A few things have been troubling me recently. Do I teach too much stuff? Is teaching on my course too didactic? Am I over-reliant on knowledge transfer and passive learning? Do my students forget everything they have learnt on the course once they have sat their written formal exams? Are my students’ BSc/MSc marks not reflective of their ability/knowledge/skills at graduation? I’m going to go with the answer of ‘probably not’, just for now, despite negative comments about what is my preferred teaching style.
I have discussed a couple of major studies on active learning vs. passive learning in STEM subjects in my blog here and here. Despite these rather critical post-publication peer reviews, I am certainly not against what are described as ‘active learning’ approaches. The MSc course that I run has no more than 30% of the marks awarded from formal written exam based around ‘scientific lecture content’. This is very low for the sector, so on the face of it not overly traditional. There is extensive problem-based learning, laboratory work, lab-reports, group assignments, presentations and written essays, professional skills and project work, much of which consolidates learning of lecture content. However for the ‘formal taught scientific content’ parts, I do still tend to give 2 hour lecture sessions, where I am talking for anything up to 80% of the time. When I am not talking, I am encouraging some active learning by asking questions, a bit of peer-instruction here and there, debating, doing the odd quiz, getting students to answer questions embedded in the lecture notes and sometimes testing prior knowledge before I have even started talking. Typically I upload all lecture materials and support reading prior to sessions onto the VLE so students don’t arrive ‘cold’, and can attempt some activities prior to the session. These ‘active learning’ activities within the formal lectures do seem (anecdotally I admit) to encourage learning within the session, and also highlight to me misconceptions due absence of required prior knowledge, or just things that I just haven’t explained very well.
So if these ‘active learning’ sessions are so useful in my lectures, why not do the full 2 hour session using this manner? Flipped classroom teaching has been proposed by some, whereby lectures are pre-recorded and watch prior to the session, leaving the full lecture time free for discussion. Others propose discovery learning and problem-based learning, which promotes deeper understanding than passive learning. For me, the problem with 100% ‘active learning’ approaches comes down to content. Yes, there is lots of it in Bioscience, and the lecture is efficient in this regard. However within STEM subjects, I am slightly troubled by the end-point of many discussions whereby the proposal is to decrease content in favour of depth of learning. It’s not that my students’ answers in exams are superficial. The best of them already give very deep, reasoned, well-though-out answers that are at times really testing the tutors’ own knowledge. I really don’t see broad superficial learning from those at the top. However follow any educational conference or L&T Twitter discussion and you will perpetually hear the following negative remarks:

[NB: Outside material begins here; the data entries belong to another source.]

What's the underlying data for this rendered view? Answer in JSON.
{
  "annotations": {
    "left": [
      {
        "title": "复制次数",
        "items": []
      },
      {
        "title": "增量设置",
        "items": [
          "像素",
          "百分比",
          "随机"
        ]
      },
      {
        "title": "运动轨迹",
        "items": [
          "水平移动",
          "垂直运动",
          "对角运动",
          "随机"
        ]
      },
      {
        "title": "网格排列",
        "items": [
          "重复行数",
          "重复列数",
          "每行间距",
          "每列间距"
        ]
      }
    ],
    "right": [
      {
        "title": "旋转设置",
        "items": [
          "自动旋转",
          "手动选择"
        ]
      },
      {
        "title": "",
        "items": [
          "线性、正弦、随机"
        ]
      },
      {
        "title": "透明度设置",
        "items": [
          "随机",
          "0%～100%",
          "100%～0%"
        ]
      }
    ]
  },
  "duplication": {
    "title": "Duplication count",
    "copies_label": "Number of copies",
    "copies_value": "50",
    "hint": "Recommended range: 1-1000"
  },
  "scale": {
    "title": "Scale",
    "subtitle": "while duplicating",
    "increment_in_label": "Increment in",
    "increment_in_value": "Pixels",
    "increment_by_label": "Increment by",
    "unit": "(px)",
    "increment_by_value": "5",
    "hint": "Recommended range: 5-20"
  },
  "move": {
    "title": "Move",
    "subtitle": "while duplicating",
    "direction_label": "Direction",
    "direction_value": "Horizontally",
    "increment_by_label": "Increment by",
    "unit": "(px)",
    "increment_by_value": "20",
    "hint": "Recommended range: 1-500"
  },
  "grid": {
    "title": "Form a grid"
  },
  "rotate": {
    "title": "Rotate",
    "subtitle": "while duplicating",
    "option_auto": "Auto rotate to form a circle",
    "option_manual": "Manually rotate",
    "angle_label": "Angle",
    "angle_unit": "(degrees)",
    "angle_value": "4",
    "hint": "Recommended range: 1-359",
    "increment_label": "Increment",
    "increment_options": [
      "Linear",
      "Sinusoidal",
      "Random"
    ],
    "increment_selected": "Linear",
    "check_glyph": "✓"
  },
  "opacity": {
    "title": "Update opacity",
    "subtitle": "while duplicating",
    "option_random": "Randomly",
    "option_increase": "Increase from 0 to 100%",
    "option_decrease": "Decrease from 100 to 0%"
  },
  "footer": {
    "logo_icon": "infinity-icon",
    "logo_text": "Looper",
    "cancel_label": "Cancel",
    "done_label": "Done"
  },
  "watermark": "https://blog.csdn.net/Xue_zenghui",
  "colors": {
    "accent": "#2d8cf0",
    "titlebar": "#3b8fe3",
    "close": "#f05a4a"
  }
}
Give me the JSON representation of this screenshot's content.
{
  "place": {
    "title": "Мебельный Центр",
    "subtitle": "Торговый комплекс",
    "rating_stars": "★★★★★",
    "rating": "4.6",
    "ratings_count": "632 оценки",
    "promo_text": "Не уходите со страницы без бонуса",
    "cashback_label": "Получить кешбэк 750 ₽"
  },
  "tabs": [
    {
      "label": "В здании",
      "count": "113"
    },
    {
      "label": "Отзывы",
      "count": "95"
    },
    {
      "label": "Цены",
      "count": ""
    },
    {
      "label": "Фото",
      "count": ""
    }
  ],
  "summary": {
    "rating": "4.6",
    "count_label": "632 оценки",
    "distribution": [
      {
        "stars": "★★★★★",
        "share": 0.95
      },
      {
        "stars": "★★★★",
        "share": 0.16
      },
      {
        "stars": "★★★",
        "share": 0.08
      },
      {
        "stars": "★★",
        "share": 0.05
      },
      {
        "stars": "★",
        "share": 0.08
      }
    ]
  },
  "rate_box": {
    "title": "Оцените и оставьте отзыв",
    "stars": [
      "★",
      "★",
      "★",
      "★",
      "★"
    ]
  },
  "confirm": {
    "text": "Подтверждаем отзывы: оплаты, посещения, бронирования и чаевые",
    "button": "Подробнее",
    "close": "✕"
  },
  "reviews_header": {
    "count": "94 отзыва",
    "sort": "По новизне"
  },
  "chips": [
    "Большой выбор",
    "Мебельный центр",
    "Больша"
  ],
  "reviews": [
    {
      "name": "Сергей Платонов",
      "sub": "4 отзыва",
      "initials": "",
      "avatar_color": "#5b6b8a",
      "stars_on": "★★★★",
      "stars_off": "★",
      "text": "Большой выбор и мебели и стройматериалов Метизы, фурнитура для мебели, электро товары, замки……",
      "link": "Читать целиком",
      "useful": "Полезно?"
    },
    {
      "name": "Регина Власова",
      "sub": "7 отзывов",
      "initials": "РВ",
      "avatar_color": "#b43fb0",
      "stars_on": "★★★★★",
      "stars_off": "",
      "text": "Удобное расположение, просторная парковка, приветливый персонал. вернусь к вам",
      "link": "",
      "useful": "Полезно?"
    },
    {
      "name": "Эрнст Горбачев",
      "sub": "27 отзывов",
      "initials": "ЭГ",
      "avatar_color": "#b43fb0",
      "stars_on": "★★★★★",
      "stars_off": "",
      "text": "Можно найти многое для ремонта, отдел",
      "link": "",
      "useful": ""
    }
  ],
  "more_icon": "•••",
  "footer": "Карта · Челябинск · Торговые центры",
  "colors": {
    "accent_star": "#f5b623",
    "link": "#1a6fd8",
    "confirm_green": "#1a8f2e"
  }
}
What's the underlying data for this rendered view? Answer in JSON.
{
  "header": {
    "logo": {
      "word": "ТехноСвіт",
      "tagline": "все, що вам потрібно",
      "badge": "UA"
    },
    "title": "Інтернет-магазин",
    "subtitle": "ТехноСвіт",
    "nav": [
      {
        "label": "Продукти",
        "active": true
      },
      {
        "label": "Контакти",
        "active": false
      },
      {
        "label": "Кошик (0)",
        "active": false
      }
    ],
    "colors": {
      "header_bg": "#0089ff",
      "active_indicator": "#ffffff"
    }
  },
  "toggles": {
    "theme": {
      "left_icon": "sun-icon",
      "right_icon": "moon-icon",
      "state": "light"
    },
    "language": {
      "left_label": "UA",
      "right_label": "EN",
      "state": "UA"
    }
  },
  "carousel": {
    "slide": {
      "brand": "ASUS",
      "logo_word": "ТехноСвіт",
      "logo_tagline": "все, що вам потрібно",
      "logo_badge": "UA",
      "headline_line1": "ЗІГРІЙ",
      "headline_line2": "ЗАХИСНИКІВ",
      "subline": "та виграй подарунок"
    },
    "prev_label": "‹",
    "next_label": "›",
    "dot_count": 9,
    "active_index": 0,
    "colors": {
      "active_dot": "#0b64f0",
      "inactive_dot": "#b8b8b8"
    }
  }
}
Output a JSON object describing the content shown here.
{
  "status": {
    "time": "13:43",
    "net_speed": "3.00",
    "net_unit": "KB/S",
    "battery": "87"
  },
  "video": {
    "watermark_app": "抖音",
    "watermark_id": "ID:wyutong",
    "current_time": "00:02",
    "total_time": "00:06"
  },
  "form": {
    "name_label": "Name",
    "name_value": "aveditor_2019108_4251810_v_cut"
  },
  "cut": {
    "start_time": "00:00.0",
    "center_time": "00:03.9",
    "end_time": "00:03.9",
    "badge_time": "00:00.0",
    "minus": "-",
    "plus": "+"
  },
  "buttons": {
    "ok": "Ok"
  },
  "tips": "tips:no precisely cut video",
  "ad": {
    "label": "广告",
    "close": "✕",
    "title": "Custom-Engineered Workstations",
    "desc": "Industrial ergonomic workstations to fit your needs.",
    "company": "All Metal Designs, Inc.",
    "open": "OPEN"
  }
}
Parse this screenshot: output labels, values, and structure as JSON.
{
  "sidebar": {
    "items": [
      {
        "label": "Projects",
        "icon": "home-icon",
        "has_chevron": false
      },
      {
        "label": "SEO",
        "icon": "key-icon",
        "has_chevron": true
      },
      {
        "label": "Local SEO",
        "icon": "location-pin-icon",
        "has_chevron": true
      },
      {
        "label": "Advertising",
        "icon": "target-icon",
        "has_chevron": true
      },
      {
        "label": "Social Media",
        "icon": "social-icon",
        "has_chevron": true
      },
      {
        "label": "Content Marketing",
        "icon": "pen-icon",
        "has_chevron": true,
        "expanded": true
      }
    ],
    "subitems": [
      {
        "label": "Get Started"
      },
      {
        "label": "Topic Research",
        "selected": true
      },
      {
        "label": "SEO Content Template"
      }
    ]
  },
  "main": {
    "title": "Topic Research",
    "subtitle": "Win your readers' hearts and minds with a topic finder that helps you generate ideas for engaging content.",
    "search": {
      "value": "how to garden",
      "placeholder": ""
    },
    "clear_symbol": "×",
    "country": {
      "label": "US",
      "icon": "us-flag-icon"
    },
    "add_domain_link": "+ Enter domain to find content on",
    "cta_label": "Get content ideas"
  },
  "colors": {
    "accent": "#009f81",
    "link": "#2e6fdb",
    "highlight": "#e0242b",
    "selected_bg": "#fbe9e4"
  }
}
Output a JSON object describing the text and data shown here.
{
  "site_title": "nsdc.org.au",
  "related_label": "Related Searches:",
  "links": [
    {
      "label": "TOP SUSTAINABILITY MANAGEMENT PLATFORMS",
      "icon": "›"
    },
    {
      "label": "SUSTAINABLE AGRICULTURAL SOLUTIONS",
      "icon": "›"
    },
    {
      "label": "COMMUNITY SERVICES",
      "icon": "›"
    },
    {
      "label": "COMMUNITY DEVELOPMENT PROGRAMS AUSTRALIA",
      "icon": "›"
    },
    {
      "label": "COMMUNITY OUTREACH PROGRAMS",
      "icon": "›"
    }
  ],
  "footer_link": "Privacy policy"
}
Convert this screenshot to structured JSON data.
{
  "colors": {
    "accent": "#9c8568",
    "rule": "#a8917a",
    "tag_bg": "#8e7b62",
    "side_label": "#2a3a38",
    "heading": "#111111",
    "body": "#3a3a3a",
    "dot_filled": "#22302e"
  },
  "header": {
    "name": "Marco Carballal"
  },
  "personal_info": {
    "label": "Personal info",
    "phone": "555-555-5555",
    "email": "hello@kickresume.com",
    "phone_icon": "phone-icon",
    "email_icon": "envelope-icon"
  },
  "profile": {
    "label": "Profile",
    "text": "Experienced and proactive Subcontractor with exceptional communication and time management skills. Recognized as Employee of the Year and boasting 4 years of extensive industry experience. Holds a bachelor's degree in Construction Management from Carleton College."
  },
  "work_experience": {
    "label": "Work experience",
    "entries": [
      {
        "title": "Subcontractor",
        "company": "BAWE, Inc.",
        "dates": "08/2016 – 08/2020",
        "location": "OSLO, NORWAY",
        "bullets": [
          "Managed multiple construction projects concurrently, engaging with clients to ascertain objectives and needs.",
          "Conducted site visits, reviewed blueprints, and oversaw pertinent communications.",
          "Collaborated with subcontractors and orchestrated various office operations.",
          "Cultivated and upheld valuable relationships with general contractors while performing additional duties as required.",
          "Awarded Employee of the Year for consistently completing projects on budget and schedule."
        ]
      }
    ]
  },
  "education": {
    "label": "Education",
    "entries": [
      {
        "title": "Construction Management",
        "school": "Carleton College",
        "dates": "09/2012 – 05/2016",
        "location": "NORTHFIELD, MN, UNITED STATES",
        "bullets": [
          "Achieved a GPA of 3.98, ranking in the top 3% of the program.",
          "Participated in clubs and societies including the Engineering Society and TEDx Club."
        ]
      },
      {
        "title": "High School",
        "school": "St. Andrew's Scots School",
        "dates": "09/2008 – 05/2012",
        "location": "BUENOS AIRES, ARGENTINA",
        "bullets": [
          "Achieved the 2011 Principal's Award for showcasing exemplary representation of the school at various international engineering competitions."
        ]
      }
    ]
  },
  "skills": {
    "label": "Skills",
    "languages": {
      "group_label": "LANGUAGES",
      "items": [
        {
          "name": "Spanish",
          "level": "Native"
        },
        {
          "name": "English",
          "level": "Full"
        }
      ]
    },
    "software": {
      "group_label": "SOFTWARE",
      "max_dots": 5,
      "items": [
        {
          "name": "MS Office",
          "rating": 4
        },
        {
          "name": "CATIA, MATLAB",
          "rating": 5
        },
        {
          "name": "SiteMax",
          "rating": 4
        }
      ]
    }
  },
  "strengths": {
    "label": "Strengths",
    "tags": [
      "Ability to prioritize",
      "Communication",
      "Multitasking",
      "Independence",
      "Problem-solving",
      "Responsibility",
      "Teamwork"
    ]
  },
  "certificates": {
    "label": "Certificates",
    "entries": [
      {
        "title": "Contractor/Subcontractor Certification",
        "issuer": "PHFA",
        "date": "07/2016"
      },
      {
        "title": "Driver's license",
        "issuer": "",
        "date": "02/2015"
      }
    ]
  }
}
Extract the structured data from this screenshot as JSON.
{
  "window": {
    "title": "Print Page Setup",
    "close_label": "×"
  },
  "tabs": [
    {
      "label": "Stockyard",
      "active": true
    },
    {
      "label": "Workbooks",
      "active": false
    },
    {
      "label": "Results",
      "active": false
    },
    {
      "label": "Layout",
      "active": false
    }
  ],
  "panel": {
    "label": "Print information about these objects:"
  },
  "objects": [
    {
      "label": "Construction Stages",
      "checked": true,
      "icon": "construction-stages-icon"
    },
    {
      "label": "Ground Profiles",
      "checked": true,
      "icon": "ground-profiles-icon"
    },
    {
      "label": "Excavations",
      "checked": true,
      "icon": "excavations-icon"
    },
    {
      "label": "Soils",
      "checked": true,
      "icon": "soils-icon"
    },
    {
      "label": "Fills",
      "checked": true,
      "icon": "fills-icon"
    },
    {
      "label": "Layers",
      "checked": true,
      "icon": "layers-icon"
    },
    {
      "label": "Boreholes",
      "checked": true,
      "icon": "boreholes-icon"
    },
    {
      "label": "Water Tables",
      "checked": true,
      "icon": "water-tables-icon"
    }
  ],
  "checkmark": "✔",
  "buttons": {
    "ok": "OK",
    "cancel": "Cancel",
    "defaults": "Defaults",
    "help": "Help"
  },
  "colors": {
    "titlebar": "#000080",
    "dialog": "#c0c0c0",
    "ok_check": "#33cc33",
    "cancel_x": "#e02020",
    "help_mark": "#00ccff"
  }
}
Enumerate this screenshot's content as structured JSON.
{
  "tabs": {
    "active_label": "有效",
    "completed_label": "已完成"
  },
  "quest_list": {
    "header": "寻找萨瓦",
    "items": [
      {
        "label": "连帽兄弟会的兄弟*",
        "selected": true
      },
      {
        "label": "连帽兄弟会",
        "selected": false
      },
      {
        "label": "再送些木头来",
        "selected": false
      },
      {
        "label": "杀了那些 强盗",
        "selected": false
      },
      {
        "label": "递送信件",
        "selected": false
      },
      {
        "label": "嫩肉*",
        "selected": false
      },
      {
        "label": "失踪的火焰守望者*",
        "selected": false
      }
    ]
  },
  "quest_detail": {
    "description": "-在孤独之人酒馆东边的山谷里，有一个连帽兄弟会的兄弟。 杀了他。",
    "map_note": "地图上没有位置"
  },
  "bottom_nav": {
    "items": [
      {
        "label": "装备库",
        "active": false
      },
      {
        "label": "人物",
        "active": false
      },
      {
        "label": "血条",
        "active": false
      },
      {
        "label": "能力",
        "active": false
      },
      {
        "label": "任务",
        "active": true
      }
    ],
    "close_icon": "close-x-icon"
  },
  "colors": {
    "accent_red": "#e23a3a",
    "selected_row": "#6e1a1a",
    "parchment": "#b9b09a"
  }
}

‘the answer (for active learning approaches) in many cases is to cut out huge swathes of content‘ Narrative: Too much content
‘try cutting out stuff and everyone suddenly has a vested interest’ Narrative: Too much content, much irrelevant
‘reduce content as this will promote deeper approaches’ Narrative: Too much content, specialise in fewer areas
‘Handing out lecture notes = admitting there is a problem with the lecture’ Narrative: too much content to remember in lecture session
‘if you believe that lecturing is simply the transfer of information then you will soon be out of a job’ Narrative: Lectures (and lecturers) are rubbish
All of these comments are from discussions of active learning and technology-enhanced learning approaches over more traditional approaches. Probably the most concerning is the notion that these active learning approaches are ‘better’ when we need to cut out vast amounts of content for them to be properly implemented. If 100% active learning approaches cannot deliver the required content to the same learning outcomes, then is it necessarily ‘better’ than a predominantly traditional-based or mixed active-traditional approach, or just different? Do we need to amend the learning outcomes to make the method of delivery ‘fit’?
Let’s put it another way. If my manager asked me to cut out half of the content from my course to make it ‘easier’ for some weak international students to get a ‘deeper understanding’ of specific topic areas, I’d consider this to be dumbing down, and rightly so. Recent events at Anglia Ruskin highlight the potential for falling foul of the QAA on precisely this matter. This case highlights the importance of tightly adhering to validated learning outcomes of nothing else. If I did the same, and reduced half of my content but used 100% active learning approaches throughout all of my sessions as the reason, I’d probably get promoted into the faculty L&T team for it. And there lies a problem.
So, the question is: Do we deliver too much ‘taught scientific content’ in STEM? If we don’t, then deliver all sessions by whatever methods work well for you, be it 100% active learning, traditional lecture, or in my preference of a lecture with some active learning ‘nuggets’, and continue to assess to the same standards as existing courses at similar institutions. If we do genuinely deliver too much content, then cut it down, and fully justify that decision based on comparisons with similar established courses at similar institutions. However cuts to an existing course curriculum should not be for the sole reason that it doesn’t fit with our new preferred pedagogy.
One last point: Here is a top tip for Edubloggers